Multiple pregnancies are associated with higher rates of perinatal mortality and morbidity than singleton pregnancies, mainly due to an increased risk of preterm birth. Because fetal outcome is best at a particular range of maternal weight gain, it has been suggested that women with multiple pregnancies should take special diets (particularly high-calorie diets) designed to boost weight gain. However, 'optimal weight gain' in the mother in retrospective studies may merely reflect good growth of her babies and delivery at or near term (both associated with good outcome) and artificially boosting weight gain by nutritional input may confer no advantage. Indeed, a high-calorie diet may be unpleasant to consume, and could lead to long-term problems of being overweight. It is therefore important to establish if specialised diets are actually of benefit to women with multiple pregnancies and their babies.

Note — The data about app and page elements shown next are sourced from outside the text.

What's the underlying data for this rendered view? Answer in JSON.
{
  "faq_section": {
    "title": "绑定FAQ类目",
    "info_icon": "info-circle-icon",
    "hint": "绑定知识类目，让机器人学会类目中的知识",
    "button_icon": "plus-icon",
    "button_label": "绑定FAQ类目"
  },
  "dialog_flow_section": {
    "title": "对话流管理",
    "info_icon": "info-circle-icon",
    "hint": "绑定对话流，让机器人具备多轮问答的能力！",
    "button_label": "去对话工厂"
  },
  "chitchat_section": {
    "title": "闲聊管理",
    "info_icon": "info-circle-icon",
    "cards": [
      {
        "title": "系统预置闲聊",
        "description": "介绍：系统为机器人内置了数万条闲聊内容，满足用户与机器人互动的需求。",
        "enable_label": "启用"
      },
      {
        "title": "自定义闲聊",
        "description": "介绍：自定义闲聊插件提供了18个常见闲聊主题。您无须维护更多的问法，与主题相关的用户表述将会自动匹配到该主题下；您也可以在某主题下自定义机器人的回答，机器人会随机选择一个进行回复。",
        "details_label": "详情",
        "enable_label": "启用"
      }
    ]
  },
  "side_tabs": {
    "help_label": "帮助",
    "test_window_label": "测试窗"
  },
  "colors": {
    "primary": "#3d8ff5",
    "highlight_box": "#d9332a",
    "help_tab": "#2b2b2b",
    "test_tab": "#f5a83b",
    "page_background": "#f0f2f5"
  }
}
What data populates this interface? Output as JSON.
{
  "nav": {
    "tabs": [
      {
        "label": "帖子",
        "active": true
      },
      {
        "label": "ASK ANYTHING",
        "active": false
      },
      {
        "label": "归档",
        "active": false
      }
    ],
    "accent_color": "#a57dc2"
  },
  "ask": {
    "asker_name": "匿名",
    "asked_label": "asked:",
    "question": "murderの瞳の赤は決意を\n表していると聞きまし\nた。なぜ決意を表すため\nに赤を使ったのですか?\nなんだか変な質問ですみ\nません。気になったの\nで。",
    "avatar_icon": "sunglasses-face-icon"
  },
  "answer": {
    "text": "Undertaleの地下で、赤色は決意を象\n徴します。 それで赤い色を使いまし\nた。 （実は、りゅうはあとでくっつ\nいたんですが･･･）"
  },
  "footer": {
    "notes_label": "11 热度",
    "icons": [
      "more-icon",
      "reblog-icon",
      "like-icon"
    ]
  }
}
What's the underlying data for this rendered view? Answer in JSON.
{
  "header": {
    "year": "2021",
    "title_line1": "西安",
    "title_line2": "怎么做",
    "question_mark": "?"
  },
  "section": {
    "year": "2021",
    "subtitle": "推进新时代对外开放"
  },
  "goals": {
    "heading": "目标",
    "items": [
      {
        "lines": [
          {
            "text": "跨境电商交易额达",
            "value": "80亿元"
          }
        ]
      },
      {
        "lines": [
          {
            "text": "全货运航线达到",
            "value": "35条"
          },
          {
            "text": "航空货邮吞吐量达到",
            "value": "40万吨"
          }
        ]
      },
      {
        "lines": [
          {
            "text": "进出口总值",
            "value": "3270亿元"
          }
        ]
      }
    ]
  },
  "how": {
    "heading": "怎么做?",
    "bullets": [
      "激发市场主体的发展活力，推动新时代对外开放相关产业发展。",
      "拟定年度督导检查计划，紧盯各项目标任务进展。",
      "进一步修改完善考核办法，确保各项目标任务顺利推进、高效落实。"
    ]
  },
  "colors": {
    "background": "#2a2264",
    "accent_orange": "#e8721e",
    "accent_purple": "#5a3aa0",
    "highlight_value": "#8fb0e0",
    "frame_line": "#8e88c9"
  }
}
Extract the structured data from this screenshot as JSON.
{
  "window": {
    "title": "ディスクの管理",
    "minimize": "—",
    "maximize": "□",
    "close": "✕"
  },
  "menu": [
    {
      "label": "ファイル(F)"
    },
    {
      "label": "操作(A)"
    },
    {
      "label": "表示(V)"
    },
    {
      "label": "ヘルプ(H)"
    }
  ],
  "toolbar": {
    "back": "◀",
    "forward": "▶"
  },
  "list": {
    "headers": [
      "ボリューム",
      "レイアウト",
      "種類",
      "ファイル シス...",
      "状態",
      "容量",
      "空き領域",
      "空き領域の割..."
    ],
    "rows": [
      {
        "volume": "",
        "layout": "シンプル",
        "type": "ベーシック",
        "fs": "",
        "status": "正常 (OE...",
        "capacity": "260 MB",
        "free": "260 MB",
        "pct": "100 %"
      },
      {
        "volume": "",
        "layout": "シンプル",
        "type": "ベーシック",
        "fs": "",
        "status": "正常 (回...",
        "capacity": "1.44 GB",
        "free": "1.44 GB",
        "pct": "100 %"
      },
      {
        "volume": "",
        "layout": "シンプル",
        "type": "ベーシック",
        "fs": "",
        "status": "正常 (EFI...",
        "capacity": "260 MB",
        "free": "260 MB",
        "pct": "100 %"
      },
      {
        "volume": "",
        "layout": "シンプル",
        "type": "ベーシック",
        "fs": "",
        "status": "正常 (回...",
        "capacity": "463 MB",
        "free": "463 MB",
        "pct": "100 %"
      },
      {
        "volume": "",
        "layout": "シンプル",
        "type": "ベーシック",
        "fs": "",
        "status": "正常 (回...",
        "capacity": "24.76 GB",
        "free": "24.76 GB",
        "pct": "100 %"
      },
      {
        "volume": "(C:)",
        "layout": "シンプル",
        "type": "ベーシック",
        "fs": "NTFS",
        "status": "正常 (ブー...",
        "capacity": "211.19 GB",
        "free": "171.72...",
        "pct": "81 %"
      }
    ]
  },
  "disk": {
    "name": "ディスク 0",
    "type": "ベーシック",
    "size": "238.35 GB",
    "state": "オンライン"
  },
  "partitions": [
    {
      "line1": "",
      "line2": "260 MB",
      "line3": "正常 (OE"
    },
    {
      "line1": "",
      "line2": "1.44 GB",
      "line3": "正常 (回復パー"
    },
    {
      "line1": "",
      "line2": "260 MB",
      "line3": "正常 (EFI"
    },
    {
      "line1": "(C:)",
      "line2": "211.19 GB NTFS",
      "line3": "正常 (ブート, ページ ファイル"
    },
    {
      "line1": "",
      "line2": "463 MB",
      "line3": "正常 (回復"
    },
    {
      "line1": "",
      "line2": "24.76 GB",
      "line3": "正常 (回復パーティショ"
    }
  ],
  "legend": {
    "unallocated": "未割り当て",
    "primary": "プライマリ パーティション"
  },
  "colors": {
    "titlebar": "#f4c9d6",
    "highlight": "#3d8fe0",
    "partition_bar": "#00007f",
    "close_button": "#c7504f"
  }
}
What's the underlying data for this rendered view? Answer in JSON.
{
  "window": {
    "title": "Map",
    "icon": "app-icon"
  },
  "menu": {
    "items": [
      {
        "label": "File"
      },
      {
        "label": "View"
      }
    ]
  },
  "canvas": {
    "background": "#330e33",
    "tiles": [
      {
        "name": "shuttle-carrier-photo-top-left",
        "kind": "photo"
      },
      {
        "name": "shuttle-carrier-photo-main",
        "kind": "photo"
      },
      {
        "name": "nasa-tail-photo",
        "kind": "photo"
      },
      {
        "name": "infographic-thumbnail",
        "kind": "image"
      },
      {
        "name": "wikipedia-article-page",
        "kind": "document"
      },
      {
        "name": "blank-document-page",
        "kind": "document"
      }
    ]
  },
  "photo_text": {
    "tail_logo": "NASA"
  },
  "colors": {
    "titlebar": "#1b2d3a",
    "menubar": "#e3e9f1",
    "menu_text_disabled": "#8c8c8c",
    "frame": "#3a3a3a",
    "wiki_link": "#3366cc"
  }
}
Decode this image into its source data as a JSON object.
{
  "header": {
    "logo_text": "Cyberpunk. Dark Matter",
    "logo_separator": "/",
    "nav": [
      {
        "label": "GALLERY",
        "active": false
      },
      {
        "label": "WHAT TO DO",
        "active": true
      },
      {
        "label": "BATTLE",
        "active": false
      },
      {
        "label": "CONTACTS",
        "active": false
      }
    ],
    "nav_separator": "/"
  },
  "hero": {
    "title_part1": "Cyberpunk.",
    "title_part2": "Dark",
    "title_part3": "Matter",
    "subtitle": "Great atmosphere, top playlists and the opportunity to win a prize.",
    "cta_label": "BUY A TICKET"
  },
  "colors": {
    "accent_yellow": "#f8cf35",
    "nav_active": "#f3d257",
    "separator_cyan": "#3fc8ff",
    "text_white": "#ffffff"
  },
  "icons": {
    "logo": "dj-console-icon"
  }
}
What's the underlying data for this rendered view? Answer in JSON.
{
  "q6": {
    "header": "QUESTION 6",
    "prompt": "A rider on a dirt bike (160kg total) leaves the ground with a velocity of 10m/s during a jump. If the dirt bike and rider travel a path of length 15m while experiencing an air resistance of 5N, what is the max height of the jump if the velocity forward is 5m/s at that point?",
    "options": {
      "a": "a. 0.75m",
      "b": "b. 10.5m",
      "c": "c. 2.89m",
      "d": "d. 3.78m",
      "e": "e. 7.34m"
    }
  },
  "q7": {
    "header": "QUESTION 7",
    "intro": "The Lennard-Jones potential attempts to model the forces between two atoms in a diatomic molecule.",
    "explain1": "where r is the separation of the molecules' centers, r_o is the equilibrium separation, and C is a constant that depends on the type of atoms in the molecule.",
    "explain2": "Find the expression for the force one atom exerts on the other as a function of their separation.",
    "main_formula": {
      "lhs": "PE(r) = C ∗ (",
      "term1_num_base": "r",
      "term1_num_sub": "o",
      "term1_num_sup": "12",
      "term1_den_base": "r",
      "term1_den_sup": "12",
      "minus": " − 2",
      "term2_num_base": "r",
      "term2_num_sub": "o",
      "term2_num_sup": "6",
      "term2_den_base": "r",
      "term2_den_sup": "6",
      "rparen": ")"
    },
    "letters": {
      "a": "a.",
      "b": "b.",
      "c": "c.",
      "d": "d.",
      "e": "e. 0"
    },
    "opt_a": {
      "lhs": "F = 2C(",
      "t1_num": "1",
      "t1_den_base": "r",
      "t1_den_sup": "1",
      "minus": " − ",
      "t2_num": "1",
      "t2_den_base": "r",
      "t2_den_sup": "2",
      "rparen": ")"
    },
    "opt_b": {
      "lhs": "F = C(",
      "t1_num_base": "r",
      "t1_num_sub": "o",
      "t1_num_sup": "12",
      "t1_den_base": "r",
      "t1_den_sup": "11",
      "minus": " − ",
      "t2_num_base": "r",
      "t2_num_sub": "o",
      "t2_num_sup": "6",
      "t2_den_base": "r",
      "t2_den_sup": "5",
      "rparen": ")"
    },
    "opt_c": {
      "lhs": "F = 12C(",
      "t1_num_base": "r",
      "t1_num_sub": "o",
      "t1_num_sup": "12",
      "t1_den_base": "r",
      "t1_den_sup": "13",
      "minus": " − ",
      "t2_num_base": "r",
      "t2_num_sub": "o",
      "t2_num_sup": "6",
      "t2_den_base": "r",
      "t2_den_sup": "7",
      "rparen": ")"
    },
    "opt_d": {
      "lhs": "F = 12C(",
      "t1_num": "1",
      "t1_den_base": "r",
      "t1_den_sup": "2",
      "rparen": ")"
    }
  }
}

Ballard, C. K., Bricker, L., Reed, K., Wood, L., & Neilson, J. P. (2011). Nutritional advice for improving outcomes in multiple pregnancies. In Cochrane Database of Systematic Reviews. John Wiley & Sons, Ltd. https://doi.org/10.1002/14651858.cd008867.pub2